*Aim of the exercise*
Extract all lines that hold "vidéo" from the records below.

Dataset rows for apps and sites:

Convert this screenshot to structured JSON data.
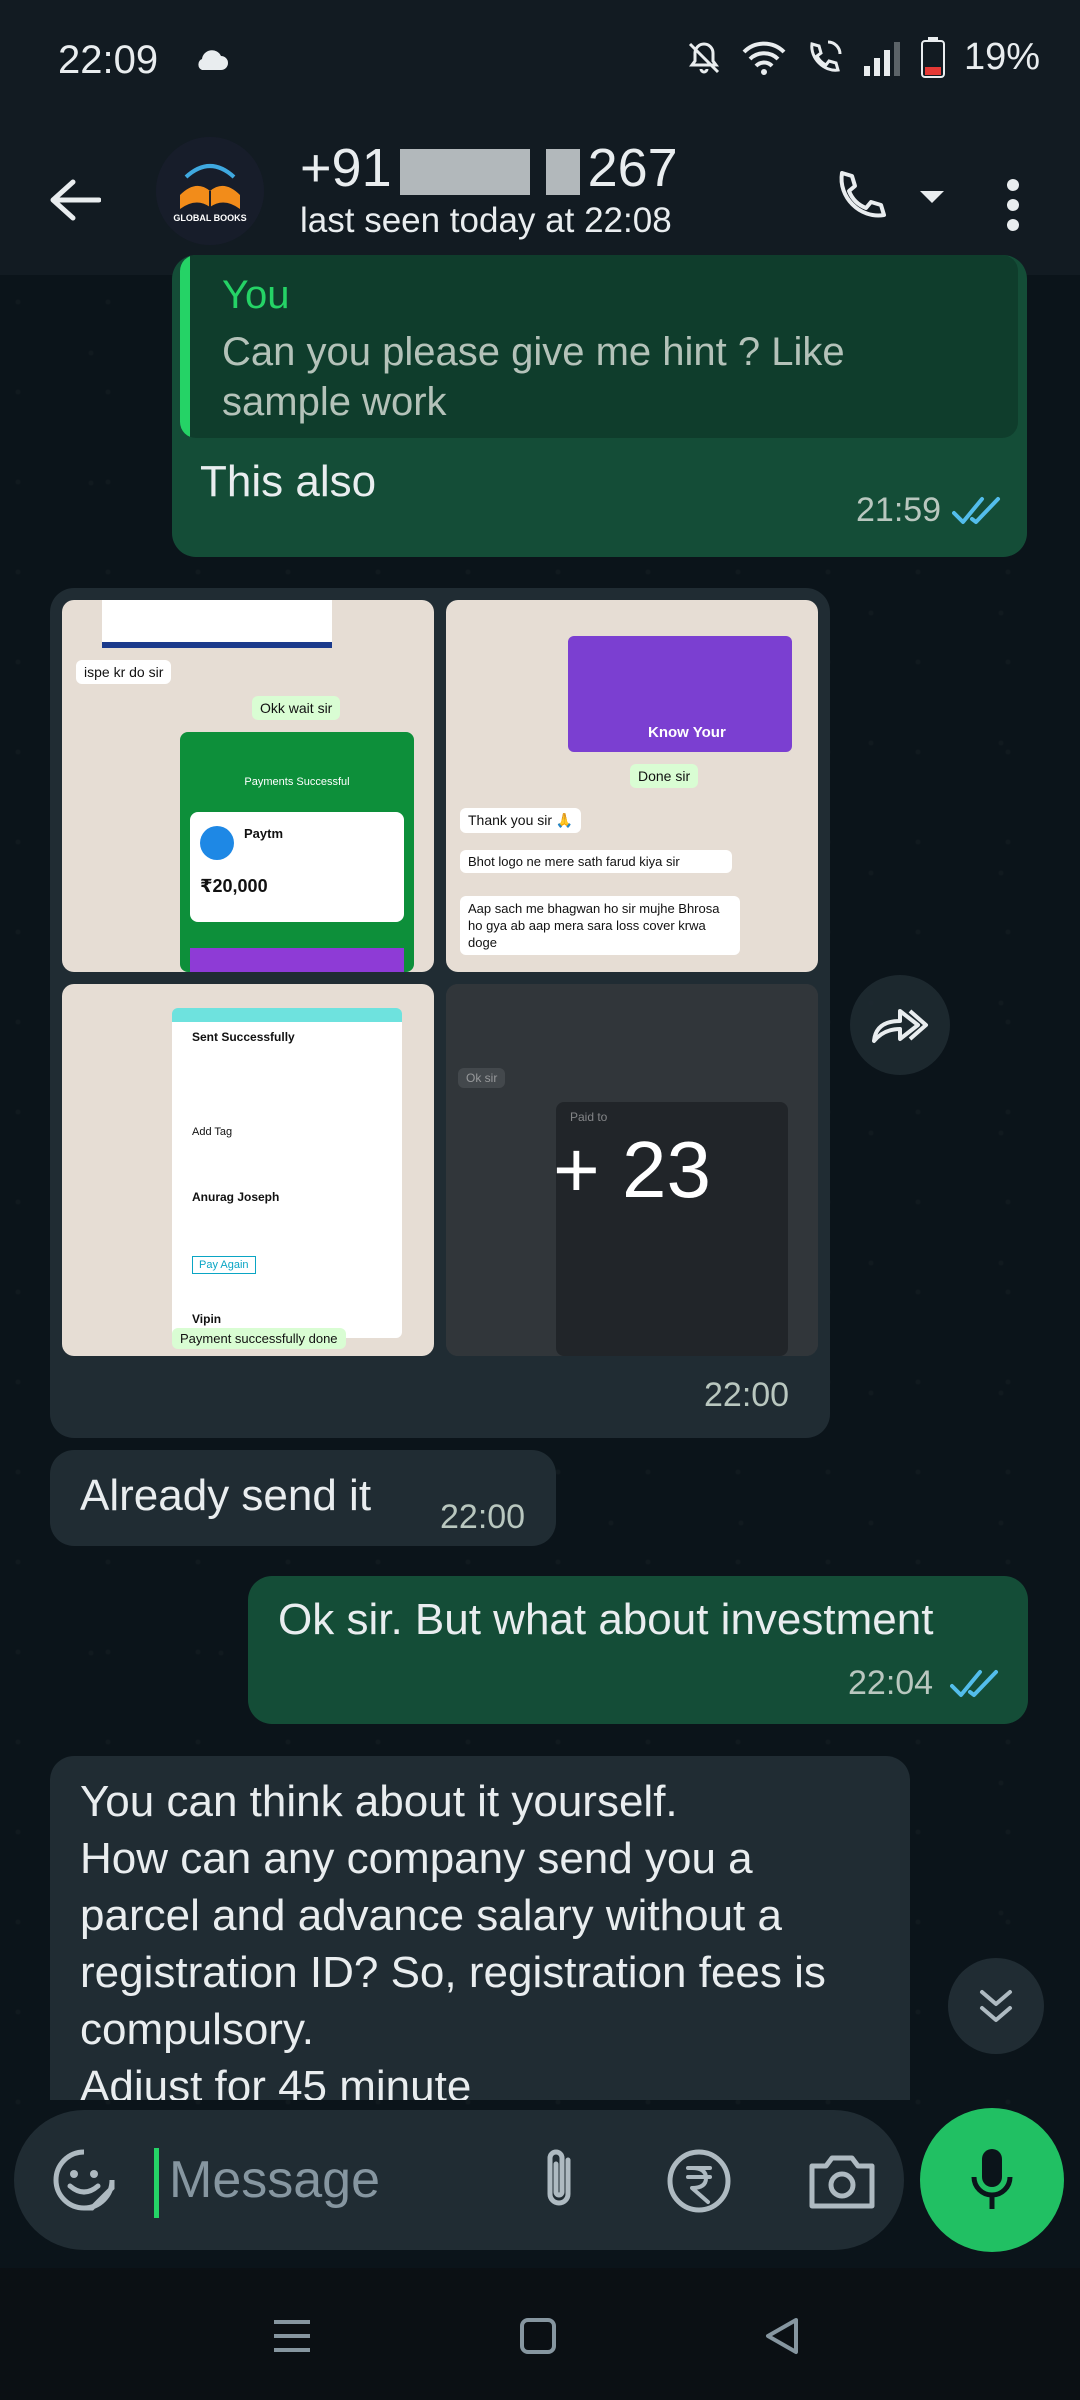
{
  "status_bar": {
    "time": "22:09",
    "battery": "19%"
  },
  "header": {
    "contact_name_prefix": "+91",
    "contact_name_suffix": "267",
    "last_seen": "last seen today at 22:08",
    "avatar_text": "GLOBAL BOOKS"
  },
  "messages": {
    "m1": {
      "quote_author": "You",
      "quote_text": "Can you please give me hint ? Like sample work",
      "text": "This also",
      "time": "21:59"
    },
    "media": {
      "more_count": "+ 23",
      "time": "22:00",
      "thumb1": {
        "line1": "ispe kr do sir",
        "line2": "Okk wait sir",
        "line3": "Payments Successful",
        "line4": "Paytm",
        "amount": "₹20,000"
      },
      "thumb2": {
        "line1": "Know Your",
        "line2": "Done sir",
        "line3": "Thank you sir 🙏",
        "line4": "Bhot logo ne mere sath farud kiya sir",
        "line5": "Aap sach me bhagwan ho sir mujhe Bhrosa ho gya ab aap mera sara loss cover krwa doge"
      },
      "thumb3": {
        "line1": "Sent Successfully",
        "line2": "Add Tag",
        "line3": "Anurag Joseph",
        "line4": "Pay Again",
        "line5": "Vipin",
        "line6": "Payment successfully done"
      },
      "thumb4": {
        "line1": "Ok sir",
        "line2": "Paid to"
      }
    },
    "m2": {
      "text": "Already send it",
      "time": "22:00"
    },
    "m3": {
      "text": "Ok sir. But what about investment",
      "time": "22:04"
    },
    "m4": {
      "text_lines": [
        "You can think about it yourself.",
        "How can any company send you a",
        "parcel and advance salary without a",
        "registration ID? So, registration fees is",
        "compulsory.",
        "Adjust for 45 minute"
      ]
    }
  },
  "composer": {
    "placeholder": "Message"
  },
  "colors": {
    "accent": "#25d366",
    "outgoing_bubble": "#144d37",
    "incoming_bubble": "#202c33",
    "tick_read": "#53bdeb"
  }
}
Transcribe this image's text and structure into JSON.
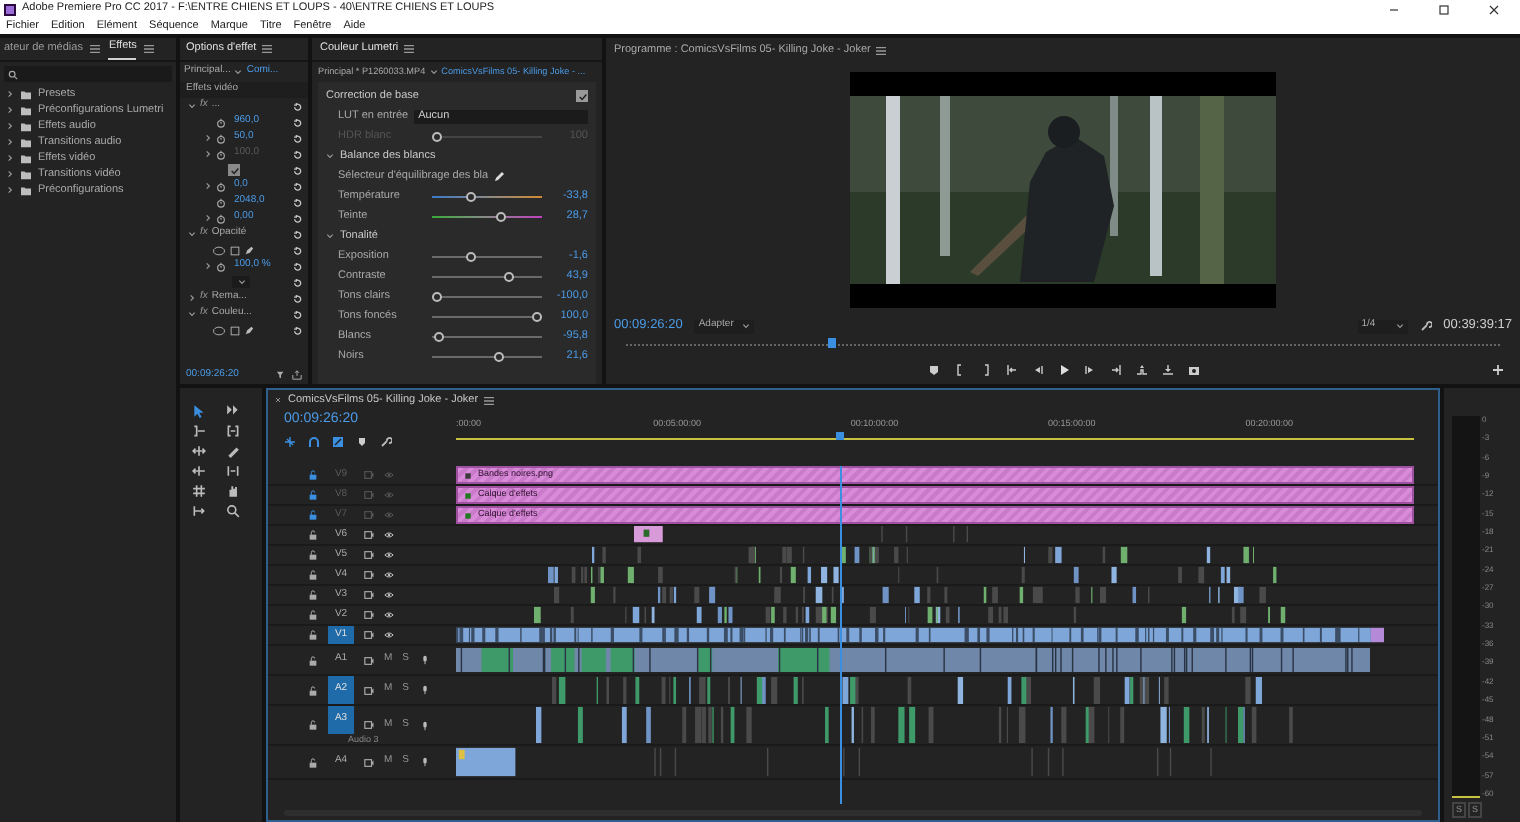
{
  "window": {
    "title": "Adobe Premiere Pro CC 2017 - F:\\ENTRE CHIENS ET LOUPS - 40\\ENTRE CHIENS ET LOUPS"
  },
  "menu": [
    "Fichier",
    "Edition",
    "Elément",
    "Séquence",
    "Marque",
    "Titre",
    "Fenêtre",
    "Aide"
  ],
  "effects_panel": {
    "tabs": [
      {
        "label": "ateur de médias",
        "selected": false
      },
      {
        "label": "Effets",
        "selected": true
      }
    ],
    "items": [
      {
        "label": "Presets"
      },
      {
        "label": "Préconfigurations Lumetri"
      },
      {
        "label": "Effets audio"
      },
      {
        "label": "Transitions audio"
      },
      {
        "label": "Effets vidéo"
      },
      {
        "label": "Transitions vidéo"
      },
      {
        "label": "Préconfigurations"
      }
    ]
  },
  "effect_options": {
    "tab": "Options d'effet",
    "source": "Principal...",
    "sequence": "Comi...",
    "section": "Effets vidéo",
    "timecode": "00:09:26:20",
    "rows": [
      {
        "kind": "effect",
        "badge": "fx",
        "label": "...",
        "expanded": true
      },
      {
        "kind": "param",
        "value": "960,0",
        "expandable": false,
        "disabled": false
      },
      {
        "kind": "param",
        "value": "50,0",
        "expandable": true,
        "disabled": false
      },
      {
        "kind": "param",
        "value": "100,0",
        "expandable": true,
        "disabled": true
      },
      {
        "kind": "checkbox",
        "checked": true
      },
      {
        "kind": "param",
        "value": "0,0",
        "expandable": true,
        "disabled": false
      },
      {
        "kind": "param",
        "value": "2048,0",
        "expandable": false,
        "disabled": false
      },
      {
        "kind": "param",
        "value": "0,00",
        "expandable": true,
        "disabled": false
      },
      {
        "kind": "effect",
        "badge": "fx",
        "label": "Opacité",
        "expanded": true
      },
      {
        "kind": "masks"
      },
      {
        "kind": "param",
        "value": "100,0 %",
        "expandable": true,
        "disabled": false
      },
      {
        "kind": "dropdown"
      },
      {
        "kind": "effect",
        "badge": "fx",
        "label": "Rema...",
        "expanded": false
      },
      {
        "kind": "effect",
        "badge": "fx",
        "label": "Couleu...",
        "expanded": true
      },
      {
        "kind": "masks"
      }
    ]
  },
  "lumetri": {
    "tab": "Couleur Lumetri",
    "source": "Principal * P1260033.MP4",
    "sequence": "ComicsVsFilms 05- Killing Joke - ...",
    "rows": [
      {
        "kind": "section",
        "label": "Correction de base",
        "checked": true
      },
      {
        "kind": "dropdown",
        "label": "LUT en entrée",
        "value": "Aucun"
      },
      {
        "kind": "slider",
        "label": "HDR blanc",
        "level": 0,
        "reading": "100",
        "disabled": true
      },
      {
        "kind": "group",
        "label": "Balance des blancs",
        "expanded": true
      },
      {
        "kind": "picker",
        "label": "Sélecteur d'équilibrage des bla"
      },
      {
        "kind": "temperature-slider",
        "label": "Température",
        "level": 0.33,
        "reading": "-33,8",
        "disabled": false
      },
      {
        "kind": "tint-slider",
        "label": "Teinte",
        "level": 0.64,
        "reading": "28,7",
        "disabled": false
      },
      {
        "kind": "group",
        "label": "Tonalité",
        "expanded": true
      },
      {
        "kind": "slider",
        "label": "Exposition",
        "level": 0.34,
        "reading": "-1,6",
        "disabled": false
      },
      {
        "kind": "slider",
        "label": "Contraste",
        "level": 0.72,
        "reading": "43,9",
        "disabled": false
      },
      {
        "kind": "slider",
        "label": "Tons clairs",
        "level": 0,
        "reading": "-100,0",
        "disabled": false
      },
      {
        "kind": "slider",
        "label": "Tons foncés",
        "level": 1,
        "reading": "100,0",
        "disabled": false
      },
      {
        "kind": "slider",
        "label": "Blancs",
        "level": 0.02,
        "reading": "-95,8",
        "disabled": false
      },
      {
        "kind": "slider",
        "label": "Noirs",
        "level": 0.61,
        "reading": "21,6",
        "disabled": false
      }
    ]
  },
  "program": {
    "title": "Programme : ComicsVsFilms 05- Killing Joke - Joker",
    "timecode": "00:09:26:20",
    "fit": "Adapter",
    "resolution": "1/4",
    "duration": "00:39:39:17",
    "playhead": {
      "level": 0.23
    }
  },
  "timeline": {
    "title": "ComicsVsFilms 05- Killing Joke - Joker",
    "timecode": "00:09:26:20",
    "ruler": [
      ":00:00",
      "00:05:00:00",
      "00:10:00:00",
      "00:15:00:00",
      "00:20:00:00"
    ],
    "playhead": {
      "level": 0.4
    },
    "tools": [
      {
        "selected": true
      },
      {
        "selected": false
      },
      {
        "selected": false
      },
      {
        "selected": false
      },
      {
        "selected": false
      },
      {
        "selected": false
      },
      {
        "selected": false
      },
      {
        "selected": false
      },
      {
        "selected": false
      },
      {
        "selected": false
      },
      {
        "selected": false
      },
      {
        "selected": false
      }
    ],
    "tracks": [
      {
        "kind": "video",
        "name": "V9",
        "locked": true,
        "targeted": false,
        "clip": "Bandes noires.png"
      },
      {
        "kind": "video",
        "name": "V8",
        "locked": true,
        "targeted": false,
        "clip": "Calque d'effets"
      },
      {
        "kind": "video",
        "name": "V7",
        "locked": true,
        "targeted": false,
        "clip": "Calque d'effets"
      },
      {
        "kind": "video",
        "name": "V6",
        "locked": false,
        "targeted": false
      },
      {
        "kind": "video",
        "name": "V5",
        "locked": false,
        "targeted": false
      },
      {
        "kind": "video",
        "name": "V4",
        "locked": false,
        "targeted": false
      },
      {
        "kind": "video",
        "name": "V3",
        "locked": false,
        "targeted": false
      },
      {
        "kind": "video",
        "name": "V2",
        "locked": false,
        "targeted": false
      },
      {
        "kind": "video",
        "name": "V1",
        "locked": false,
        "targeted": true
      },
      {
        "kind": "audio",
        "name": "A1",
        "locked": false,
        "targeted": false,
        "buttons": [
          "M",
          "S"
        ]
      },
      {
        "kind": "audio",
        "name": "A2",
        "locked": false,
        "targeted": true,
        "buttons": [
          "M",
          "S"
        ]
      },
      {
        "kind": "audio",
        "name": "A3",
        "locked": false,
        "targeted": true,
        "buttons": [
          "M",
          "S"
        ],
        "sublabel": "Audio 3"
      },
      {
        "kind": "audio",
        "name": "A4",
        "locked": false,
        "targeted": false,
        "buttons": [
          "M",
          "S"
        ]
      }
    ]
  },
  "meter": {
    "scale": [
      "0",
      "-3",
      "-6",
      "-9",
      "-12",
      "-15",
      "-18",
      "-21",
      "-24",
      "-27",
      "-30",
      "-33",
      "-36",
      "-39",
      "-42",
      "-45",
      "-48",
      "-51",
      "-54",
      "-57",
      "-60"
    ],
    "buttons": [
      "S",
      "S"
    ]
  }
}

*Exercise response*
        "label": "Effets vidéo"
        "label": "Transitions vidéo"
    "section": "Effets vidéo",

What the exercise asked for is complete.